When you specify the required input parameters as arrays, they are associated with a specific parametric form. By contrast, when you specify either required input parameter as a function, you can customize virtually any specification.

Accessing the output parameters with no inputs simply returns the original input specification. Thus, when you invoke these parameters with no inputs, they behave like simple properties and allow you to test the data type (double vs. function, or equivalently, static vs. dynamic) of the original input specification. This is useful for validating and designing methods.

When you invoke these parameters with inputs, they behave like functions, giving the impression of dynamic behavior.

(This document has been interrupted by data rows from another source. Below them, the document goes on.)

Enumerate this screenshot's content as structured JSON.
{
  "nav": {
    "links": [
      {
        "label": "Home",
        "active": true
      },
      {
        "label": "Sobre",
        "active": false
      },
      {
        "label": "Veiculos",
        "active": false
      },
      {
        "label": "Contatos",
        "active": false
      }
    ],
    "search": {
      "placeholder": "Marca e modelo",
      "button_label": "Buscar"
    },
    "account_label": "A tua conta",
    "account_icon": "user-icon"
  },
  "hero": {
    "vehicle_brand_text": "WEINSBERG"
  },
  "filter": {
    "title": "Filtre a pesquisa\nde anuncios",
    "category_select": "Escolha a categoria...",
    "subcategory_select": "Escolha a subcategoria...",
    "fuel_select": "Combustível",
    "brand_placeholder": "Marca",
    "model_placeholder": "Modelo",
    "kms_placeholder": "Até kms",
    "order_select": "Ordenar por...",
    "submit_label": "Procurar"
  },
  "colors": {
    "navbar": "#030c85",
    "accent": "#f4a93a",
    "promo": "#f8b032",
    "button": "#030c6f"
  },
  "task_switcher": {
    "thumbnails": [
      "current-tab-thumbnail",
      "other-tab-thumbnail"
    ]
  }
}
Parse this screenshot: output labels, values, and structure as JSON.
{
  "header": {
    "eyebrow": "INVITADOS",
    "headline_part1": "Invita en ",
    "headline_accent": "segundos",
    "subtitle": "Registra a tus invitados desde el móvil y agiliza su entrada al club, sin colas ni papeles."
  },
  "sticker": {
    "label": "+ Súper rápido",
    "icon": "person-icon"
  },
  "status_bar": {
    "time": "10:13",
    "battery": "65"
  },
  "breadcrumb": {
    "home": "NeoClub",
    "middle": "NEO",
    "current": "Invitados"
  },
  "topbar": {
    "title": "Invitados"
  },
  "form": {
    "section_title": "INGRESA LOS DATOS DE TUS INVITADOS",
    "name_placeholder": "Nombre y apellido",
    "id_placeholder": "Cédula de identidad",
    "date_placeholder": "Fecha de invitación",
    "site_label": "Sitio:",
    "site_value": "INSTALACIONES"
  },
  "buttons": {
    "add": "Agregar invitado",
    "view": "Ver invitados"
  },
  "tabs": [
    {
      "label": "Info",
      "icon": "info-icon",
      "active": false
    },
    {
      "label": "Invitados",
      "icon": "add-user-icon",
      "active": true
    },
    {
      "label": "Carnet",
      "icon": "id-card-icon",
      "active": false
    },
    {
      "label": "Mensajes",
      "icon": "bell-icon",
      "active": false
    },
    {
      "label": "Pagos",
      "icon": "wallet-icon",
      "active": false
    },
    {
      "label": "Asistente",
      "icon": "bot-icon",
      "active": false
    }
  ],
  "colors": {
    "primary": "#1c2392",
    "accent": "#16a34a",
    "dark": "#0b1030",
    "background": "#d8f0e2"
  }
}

The parameters accept the observation time t and a state vector Xt, and return an array of appropriate dimension. Even if you originally specified an input as an array, `gbm` treats it as a static function of time and state, by that means guaranteeing that all parameters are accessible by the same interface.

## References

[1] Aït-Sahalia, Yacine. “Testing Continuous-Time Models of the Spot Interest Rate.” Review of Financial Studies, vol. 9, no. 2, Apr. 1996, pp. 385–426.

[2] Aït-Sahalia, Yacine. “Transition Densities for Interest Rate and Other Nonlinear Diffusions.” The Journal of Finance, vol. 54, no. 4, Aug. 1999, pp. 1361–95.

[3] Glasserman, Paul. Monte Carlo Methods in Financial Engineering. Springer, 2004.

[4] Hull, John. Options, Futures and Other Derivatives. 7th ed, Prentice Hall, 2009.

[5] Johnson, Norman Lloyd, et al. Continuous Univariate Distributions. 2nd ed, Wiley, 1994.

[6] Shreve, Steven E. Stochastic Calculus for Finance. Springer, 2004.

## Version History

Introduced in R2008a